Exercise instructions: Filter the lines below, keeping each one that holds "text".

Segment Start: Data provided

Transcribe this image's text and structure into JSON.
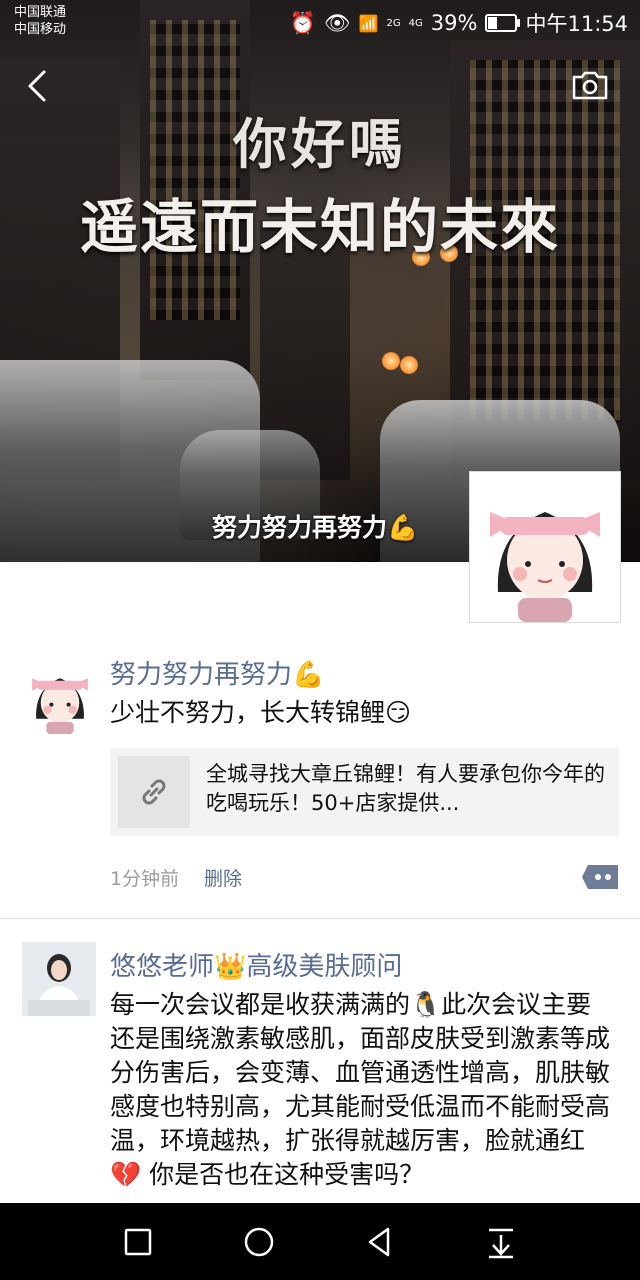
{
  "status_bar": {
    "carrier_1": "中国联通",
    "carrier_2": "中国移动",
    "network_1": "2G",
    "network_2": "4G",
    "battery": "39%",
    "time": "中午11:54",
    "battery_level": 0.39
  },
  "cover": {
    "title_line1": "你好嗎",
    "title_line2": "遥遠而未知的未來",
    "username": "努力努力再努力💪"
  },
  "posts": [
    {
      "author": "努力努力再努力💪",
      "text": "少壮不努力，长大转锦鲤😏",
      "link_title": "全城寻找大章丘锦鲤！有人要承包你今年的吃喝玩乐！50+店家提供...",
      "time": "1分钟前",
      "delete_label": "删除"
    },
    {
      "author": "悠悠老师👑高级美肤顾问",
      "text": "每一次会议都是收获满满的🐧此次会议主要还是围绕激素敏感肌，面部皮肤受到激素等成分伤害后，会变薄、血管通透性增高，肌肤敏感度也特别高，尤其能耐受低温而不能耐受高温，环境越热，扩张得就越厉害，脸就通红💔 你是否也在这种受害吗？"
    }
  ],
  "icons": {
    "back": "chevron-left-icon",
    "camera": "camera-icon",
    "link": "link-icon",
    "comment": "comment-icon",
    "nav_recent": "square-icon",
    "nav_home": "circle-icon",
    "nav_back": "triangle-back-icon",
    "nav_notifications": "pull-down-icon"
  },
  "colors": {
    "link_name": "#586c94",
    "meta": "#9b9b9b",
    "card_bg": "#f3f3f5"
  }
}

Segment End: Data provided

Output of the task:
Transcribe this image's text and structure into JSON.
      "text": "少壮不努力，长大转锦鲤😏",
      "text": "每一次会议都是收获满满的🐧此次会议主要还是围绕激素敏感肌，面部皮肤受到激素等成分伤害后，会变薄、血管通透性增高，肌肤敏感度也特别高，尤其能耐受低温而不能耐受高温，环境越热，扩张得就越厉害，脸就通红💔 你是否也在这种受害吗？"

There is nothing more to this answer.